Action item :: Scan the records below. Copy every line in which the word "буря" appears.

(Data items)

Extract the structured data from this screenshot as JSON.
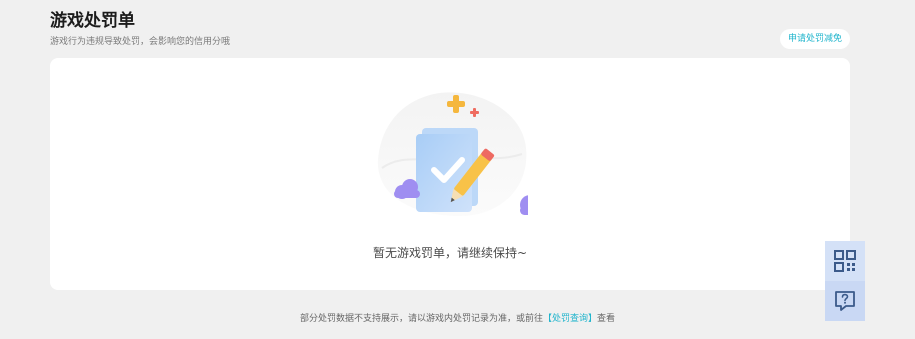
{
  "header": {
    "title": "游戏处罚单",
    "subtitle": "游戏行为违规导致处罚，会影响您的信用分哦",
    "appeal_label": "申请处罚减免"
  },
  "main": {
    "empty_text": "暂无游戏罚单，请继续保持~",
    "illustration_icon": "document-check-pencil-illustration"
  },
  "footer": {
    "note_prefix": "部分处罚数据不支持展示，请以游戏内处罚记录为准，或前往",
    "link_label": "【处罚查询】",
    "note_suffix": "查看"
  },
  "float_bar": {
    "qrcode_icon": "qrcode-icon",
    "help_icon": "help-chat-icon"
  },
  "colors": {
    "accent": "#1fb4cc",
    "background": "#f0f0f0",
    "float_button": "#d4e1f7"
  }
}
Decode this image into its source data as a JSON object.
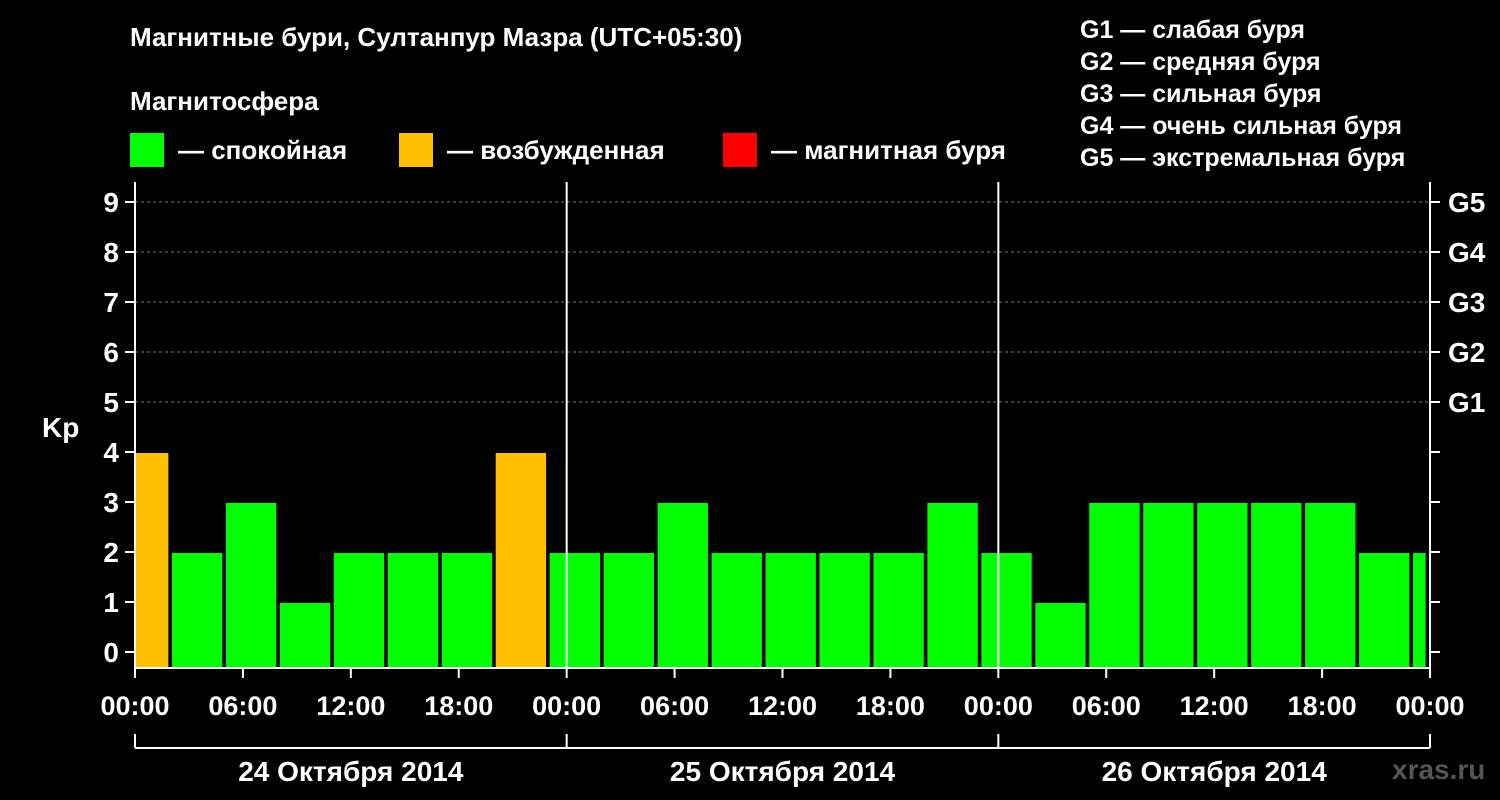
{
  "header": {
    "title": "Магнитные бури, Султанпур Мазра (UTC+05:30)",
    "magnetosphere_title": "Магнитосфера"
  },
  "legend": [
    {
      "label": "— спокойная",
      "color": "#00ff00"
    },
    {
      "label": "— возбужденная",
      "color": "#ffc000"
    },
    {
      "label": "— магнитная буря",
      "color": "#ff0000"
    }
  ],
  "g_scale": [
    "G1 — слабая буря",
    "G2 — средняя буря",
    "G3 — сильная буря",
    "G4 — очень сильная буря",
    "G5 — экстремальная буря"
  ],
  "watermark": "xras.ru",
  "chart_data": {
    "type": "bar",
    "ylabel": "Kp",
    "ylim": [
      0,
      9
    ],
    "yticks": [
      "0",
      "1",
      "2",
      "3",
      "4",
      "5",
      "6",
      "7",
      "8",
      "9"
    ],
    "right_ticks": [
      {
        "y": 5,
        "label": "G1"
      },
      {
        "y": 6,
        "label": "G2"
      },
      {
        "y": 7,
        "label": "G3"
      },
      {
        "y": 8,
        "label": "G4"
      },
      {
        "y": 9,
        "label": "G5"
      }
    ],
    "x_tick_labels": [
      "00:00",
      "06:00",
      "12:00",
      "18:00",
      "00:00",
      "06:00",
      "12:00",
      "18:00",
      "00:00",
      "06:00",
      "12:00",
      "18:00",
      "00:00"
    ],
    "x_tick_hours": [
      0,
      6,
      12,
      18,
      24,
      30,
      36,
      42,
      48,
      54,
      60,
      66,
      72
    ],
    "day_labels": [
      "24 Октября 2014",
      "25 Октября 2014",
      "26 Октября 2014"
    ],
    "x_range_hours": [
      0,
      72
    ],
    "grid": "horizontal dashed",
    "bars": [
      {
        "start": 0,
        "end": 1.8,
        "kp": 4,
        "color": "#ffc000"
      },
      {
        "start": 2,
        "end": 4.8,
        "kp": 2,
        "color": "#00ff00"
      },
      {
        "start": 5,
        "end": 7.8,
        "kp": 3,
        "color": "#00ff00"
      },
      {
        "start": 8,
        "end": 10.8,
        "kp": 1,
        "color": "#00ff00"
      },
      {
        "start": 11,
        "end": 13.8,
        "kp": 2,
        "color": "#00ff00"
      },
      {
        "start": 14,
        "end": 16.8,
        "kp": 2,
        "color": "#00ff00"
      },
      {
        "start": 17,
        "end": 19.8,
        "kp": 2,
        "color": "#00ff00"
      },
      {
        "start": 20,
        "end": 22.8,
        "kp": 4,
        "color": "#ffc000"
      },
      {
        "start": 23,
        "end": 25.8,
        "kp": 2,
        "color": "#00ff00"
      },
      {
        "start": 26,
        "end": 28.8,
        "kp": 2,
        "color": "#00ff00"
      },
      {
        "start": 29,
        "end": 31.8,
        "kp": 3,
        "color": "#00ff00"
      },
      {
        "start": 32,
        "end": 34.8,
        "kp": 2,
        "color": "#00ff00"
      },
      {
        "start": 35,
        "end": 37.8,
        "kp": 2,
        "color": "#00ff00"
      },
      {
        "start": 38,
        "end": 40.8,
        "kp": 2,
        "color": "#00ff00"
      },
      {
        "start": 41,
        "end": 43.8,
        "kp": 2,
        "color": "#00ff00"
      },
      {
        "start": 44,
        "end": 46.8,
        "kp": 3,
        "color": "#00ff00"
      },
      {
        "start": 47,
        "end": 49.8,
        "kp": 2,
        "color": "#00ff00"
      },
      {
        "start": 50,
        "end": 52.8,
        "kp": 1,
        "color": "#00ff00"
      },
      {
        "start": 53,
        "end": 55.8,
        "kp": 3,
        "color": "#00ff00"
      },
      {
        "start": 56,
        "end": 58.8,
        "kp": 3,
        "color": "#00ff00"
      },
      {
        "start": 59,
        "end": 61.8,
        "kp": 3,
        "color": "#00ff00"
      },
      {
        "start": 62,
        "end": 64.8,
        "kp": 3,
        "color": "#00ff00"
      },
      {
        "start": 65,
        "end": 67.8,
        "kp": 3,
        "color": "#00ff00"
      },
      {
        "start": 68,
        "end": 70.8,
        "kp": 2,
        "color": "#00ff00"
      },
      {
        "start": 71,
        "end": 71.7,
        "kp": 2,
        "color": "#00ff00"
      }
    ]
  }
}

Response box ::
      "label": "— магнитная буря",
    "G1 — слабая буря",
    "G2 — средняя буря",
    "G3 — сильная буря",
    "G4 — очень сильная буря",
    "G5 — экстремальная буря"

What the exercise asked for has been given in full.